- WHAT YOU ARE ASKED TO DO
Repeat every record exactly as written, but leave out the pictures.

Data records for software interfaces
━━━━━━━━━━

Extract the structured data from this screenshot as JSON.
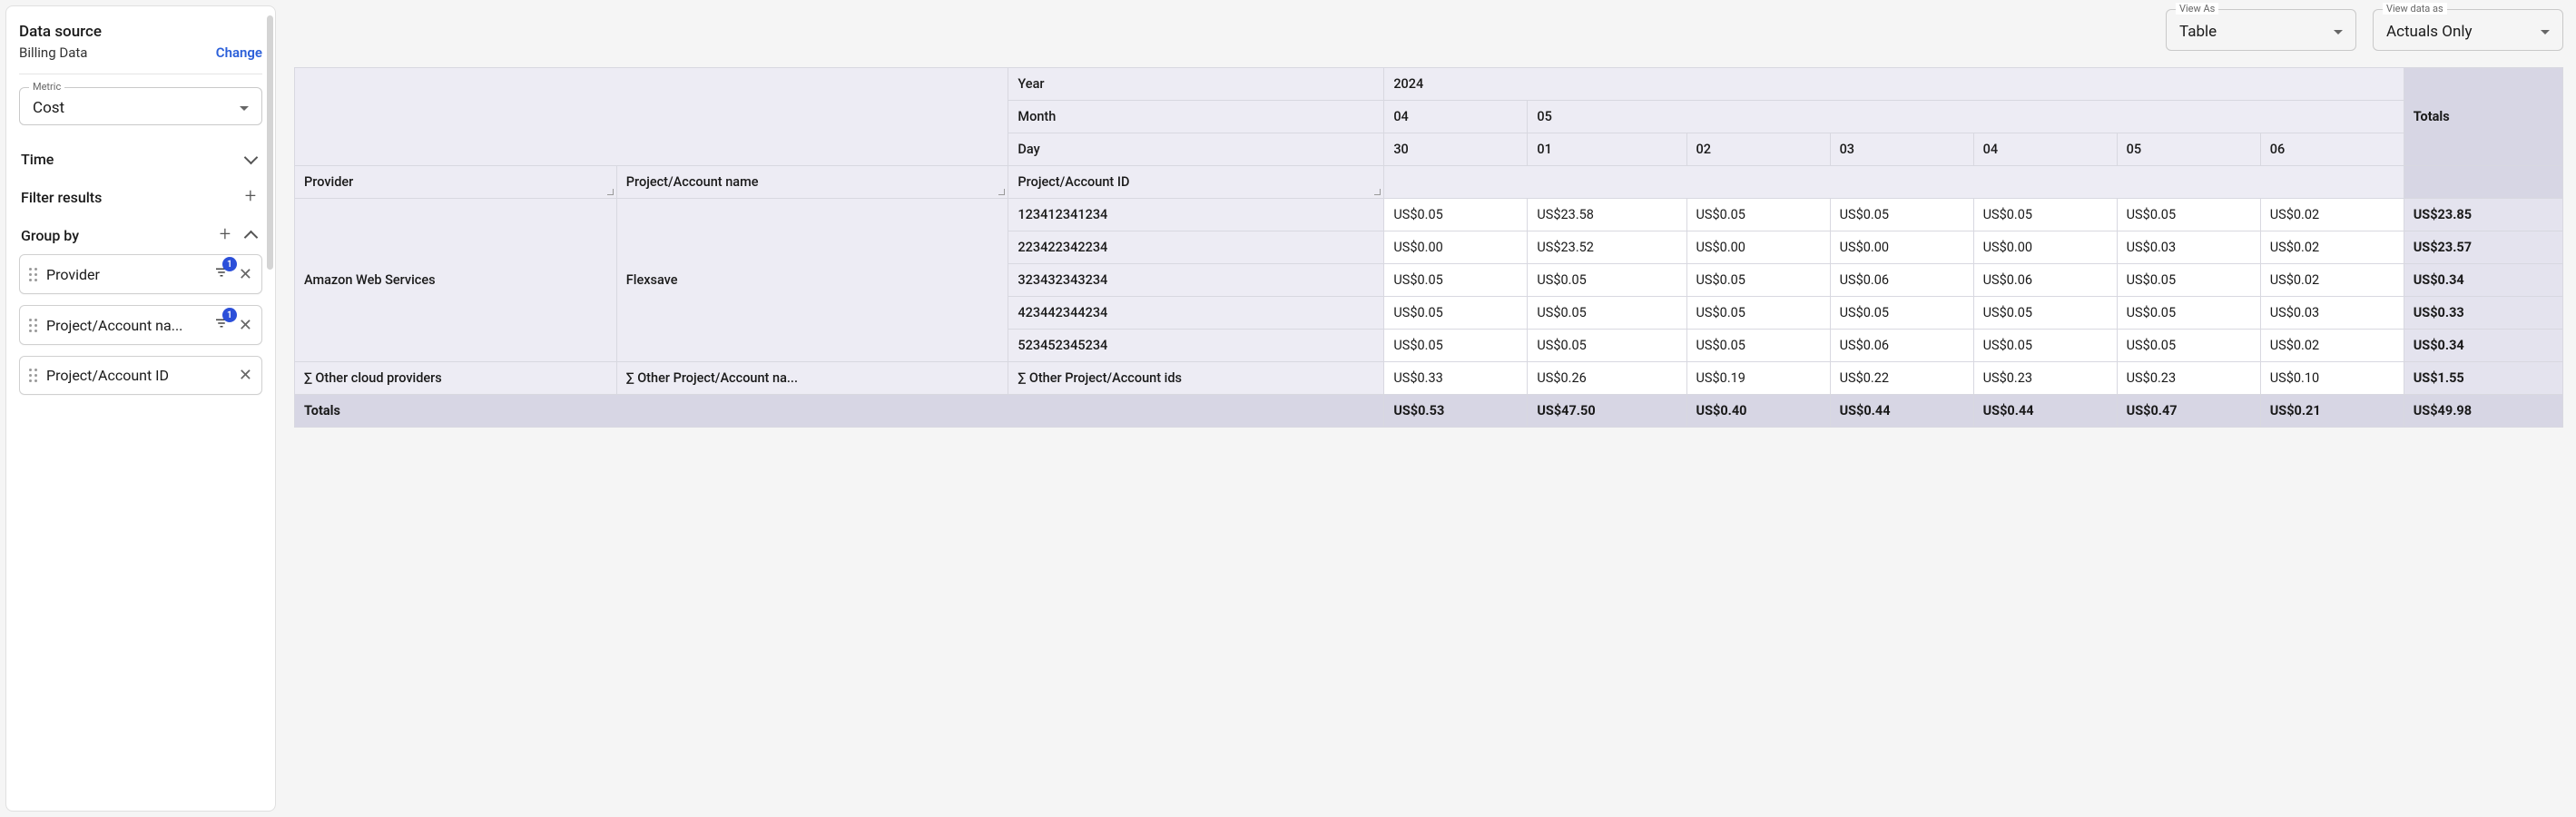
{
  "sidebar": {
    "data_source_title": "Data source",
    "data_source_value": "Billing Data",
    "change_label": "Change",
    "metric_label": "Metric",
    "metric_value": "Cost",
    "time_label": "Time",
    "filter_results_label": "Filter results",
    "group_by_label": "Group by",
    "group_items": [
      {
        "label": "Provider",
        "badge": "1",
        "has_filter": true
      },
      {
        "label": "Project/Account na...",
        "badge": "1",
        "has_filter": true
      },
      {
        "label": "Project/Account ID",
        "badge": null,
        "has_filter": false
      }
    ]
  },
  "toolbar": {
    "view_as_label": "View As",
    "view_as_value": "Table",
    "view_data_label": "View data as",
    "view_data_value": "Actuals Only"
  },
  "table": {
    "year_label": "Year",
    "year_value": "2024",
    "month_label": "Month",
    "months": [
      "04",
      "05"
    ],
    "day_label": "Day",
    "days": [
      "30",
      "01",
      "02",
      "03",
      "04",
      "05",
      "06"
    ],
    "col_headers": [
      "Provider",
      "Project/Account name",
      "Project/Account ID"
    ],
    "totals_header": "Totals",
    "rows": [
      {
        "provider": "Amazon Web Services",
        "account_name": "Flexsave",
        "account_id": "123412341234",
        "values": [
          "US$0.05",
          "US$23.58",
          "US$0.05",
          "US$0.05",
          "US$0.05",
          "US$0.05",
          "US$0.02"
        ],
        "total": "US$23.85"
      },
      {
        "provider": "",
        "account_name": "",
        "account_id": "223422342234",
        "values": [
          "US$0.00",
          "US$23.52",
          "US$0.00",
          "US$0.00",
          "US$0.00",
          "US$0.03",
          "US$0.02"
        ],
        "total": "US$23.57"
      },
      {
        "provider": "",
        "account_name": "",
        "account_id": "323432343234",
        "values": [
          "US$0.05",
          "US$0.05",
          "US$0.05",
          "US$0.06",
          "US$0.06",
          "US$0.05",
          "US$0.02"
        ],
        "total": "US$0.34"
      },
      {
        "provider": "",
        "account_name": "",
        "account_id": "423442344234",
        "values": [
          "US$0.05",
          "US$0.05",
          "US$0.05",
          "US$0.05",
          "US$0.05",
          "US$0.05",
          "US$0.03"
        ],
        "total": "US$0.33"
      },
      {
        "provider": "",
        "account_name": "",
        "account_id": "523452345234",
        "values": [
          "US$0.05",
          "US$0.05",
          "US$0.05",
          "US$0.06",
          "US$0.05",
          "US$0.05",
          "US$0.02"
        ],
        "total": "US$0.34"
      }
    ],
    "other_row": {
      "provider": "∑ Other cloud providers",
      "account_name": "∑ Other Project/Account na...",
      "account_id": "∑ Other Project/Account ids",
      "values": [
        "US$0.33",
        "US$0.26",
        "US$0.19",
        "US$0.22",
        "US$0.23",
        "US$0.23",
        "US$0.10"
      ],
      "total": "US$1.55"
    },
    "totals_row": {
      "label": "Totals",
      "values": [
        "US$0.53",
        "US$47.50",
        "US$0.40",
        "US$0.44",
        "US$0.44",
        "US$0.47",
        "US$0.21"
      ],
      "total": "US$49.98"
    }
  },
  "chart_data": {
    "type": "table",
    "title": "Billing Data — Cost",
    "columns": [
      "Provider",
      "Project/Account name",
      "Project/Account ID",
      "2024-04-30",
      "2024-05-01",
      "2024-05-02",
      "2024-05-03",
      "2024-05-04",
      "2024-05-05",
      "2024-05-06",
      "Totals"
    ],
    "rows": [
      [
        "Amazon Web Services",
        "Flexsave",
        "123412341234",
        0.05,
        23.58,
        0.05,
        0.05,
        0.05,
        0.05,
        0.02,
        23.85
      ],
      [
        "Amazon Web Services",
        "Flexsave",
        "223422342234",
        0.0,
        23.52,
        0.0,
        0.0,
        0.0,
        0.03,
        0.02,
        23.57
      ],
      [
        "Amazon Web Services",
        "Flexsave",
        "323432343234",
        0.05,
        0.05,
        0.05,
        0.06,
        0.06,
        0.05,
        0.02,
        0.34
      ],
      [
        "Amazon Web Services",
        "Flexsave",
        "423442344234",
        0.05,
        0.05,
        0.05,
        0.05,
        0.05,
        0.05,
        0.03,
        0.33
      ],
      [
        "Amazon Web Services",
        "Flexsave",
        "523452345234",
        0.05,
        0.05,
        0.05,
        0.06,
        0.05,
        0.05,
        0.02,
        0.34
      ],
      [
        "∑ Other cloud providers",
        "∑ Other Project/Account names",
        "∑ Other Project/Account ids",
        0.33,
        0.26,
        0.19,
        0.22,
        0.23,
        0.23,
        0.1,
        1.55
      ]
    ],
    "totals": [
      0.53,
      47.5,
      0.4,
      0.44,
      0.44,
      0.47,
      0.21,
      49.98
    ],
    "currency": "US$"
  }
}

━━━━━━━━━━

- RESPONSE FOR THIS EXERCISE
Extract the structured data from this screenshot as JSON.
{
  "sidebar": {
    "data_source_title": "Data source",
    "data_source_value": "Billing Data",
    "change_label": "Change",
    "metric_label": "Metric",
    "metric_value": "Cost",
    "time_label": "Time",
    "filter_results_label": "Filter results",
    "group_by_label": "Group by",
    "group_items": [
      {
        "label": "Provider",
        "badge": "1",
        "has_filter": true
      },
      {
        "label": "Project/Account na...",
        "badge": "1",
        "has_filter": true
      },
      {
        "label": "Project/Account ID",
        "badge": null,
        "has_filter": false
      }
    ]
  },
  "toolbar": {
    "view_as_label": "View As",
    "view_as_value": "Table",
    "view_data_label": "View data as",
    "view_data_value": "Actuals Only"
  },
  "table": {
    "year_label": "Year",
    "year_value": "2024",
    "month_label": "Month",
    "months": [
      "04",
      "05"
    ],
    "day_label": "Day",
    "days": [
      "30",
      "01",
      "02",
      "03",
      "04",
      "05",
      "06"
    ],
    "col_headers": [
      "Provider",
      "Project/Account name",
      "Project/Account ID"
    ],
    "totals_header": "Totals",
    "rows": [
      {
        "provider": "Amazon Web Services",
        "account_name": "Flexsave",
        "account_id": "123412341234",
        "values": [
          "US$0.05",
          "US$23.58",
          "US$0.05",
          "US$0.05",
          "US$0.05",
          "US$0.05",
          "US$0.02"
        ],
        "total": "US$23.85"
      },
      {
        "provider": "",
        "account_name": "",
        "account_id": "223422342234",
        "values": [
          "US$0.00",
          "US$23.52",
          "US$0.00",
          "US$0.00",
          "US$0.00",
          "US$0.03",
          "US$0.02"
        ],
        "total": "US$23.57"
      },
      {
        "provider": "",
        "account_name": "",
        "account_id": "323432343234",
        "values": [
          "US$0.05",
          "US$0.05",
          "US$0.05",
          "US$0.06",
          "US$0.06",
          "US$0.05",
          "US$0.02"
        ],
        "total": "US$0.34"
      },
      {
        "provider": "",
        "account_name": "",
        "account_id": "423442344234",
        "values": [
          "US$0.05",
          "US$0.05",
          "US$0.05",
          "US$0.05",
          "US$0.05",
          "US$0.05",
          "US$0.03"
        ],
        "total": "US$0.33"
      },
      {
        "provider": "",
        "account_name": "",
        "account_id": "523452345234",
        "values": [
          "US$0.05",
          "US$0.05",
          "US$0.05",
          "US$0.06",
          "US$0.05",
          "US$0.05",
          "US$0.02"
        ],
        "total": "US$0.34"
      }
    ],
    "other_row": {
      "provider": "∑ Other cloud providers",
      "account_name": "∑ Other Project/Account na...",
      "account_id": "∑ Other Project/Account ids",
      "values": [
        "US$0.33",
        "US$0.26",
        "US$0.19",
        "US$0.22",
        "US$0.23",
        "US$0.23",
        "US$0.10"
      ],
      "total": "US$1.55"
    },
    "totals_row": {
      "label": "Totals",
      "values": [
        "US$0.53",
        "US$47.50",
        "US$0.40",
        "US$0.44",
        "US$0.44",
        "US$0.47",
        "US$0.21"
      ],
      "total": "US$49.98"
    }
  },
  "chart_data": {
    "type": "table",
    "title": "Billing Data — Cost",
    "columns": [
      "Provider",
      "Project/Account name",
      "Project/Account ID",
      "2024-04-30",
      "2024-05-01",
      "2024-05-02",
      "2024-05-03",
      "2024-05-04",
      "2024-05-05",
      "2024-05-06",
      "Totals"
    ],
    "rows": [
      [
        "Amazon Web Services",
        "Flexsave",
        "123412341234",
        0.05,
        23.58,
        0.05,
        0.05,
        0.05,
        0.05,
        0.02,
        23.85
      ],
      [
        "Amazon Web Services",
        "Flexsave",
        "223422342234",
        0.0,
        23.52,
        0.0,
        0.0,
        0.0,
        0.03,
        0.02,
        23.57
      ],
      [
        "Amazon Web Services",
        "Flexsave",
        "323432343234",
        0.05,
        0.05,
        0.05,
        0.06,
        0.06,
        0.05,
        0.02,
        0.34
      ],
      [
        "Amazon Web Services",
        "Flexsave",
        "423442344234",
        0.05,
        0.05,
        0.05,
        0.05,
        0.05,
        0.05,
        0.03,
        0.33
      ],
      [
        "Amazon Web Services",
        "Flexsave",
        "523452345234",
        0.05,
        0.05,
        0.05,
        0.06,
        0.05,
        0.05,
        0.02,
        0.34
      ],
      [
        "∑ Other cloud providers",
        "∑ Other Project/Account names",
        "∑ Other Project/Account ids",
        0.33,
        0.26,
        0.19,
        0.22,
        0.23,
        0.23,
        0.1,
        1.55
      ]
    ],
    "totals": [
      0.53,
      47.5,
      0.4,
      0.44,
      0.44,
      0.47,
      0.21,
      49.98
    ],
    "currency": "US$"
  }
}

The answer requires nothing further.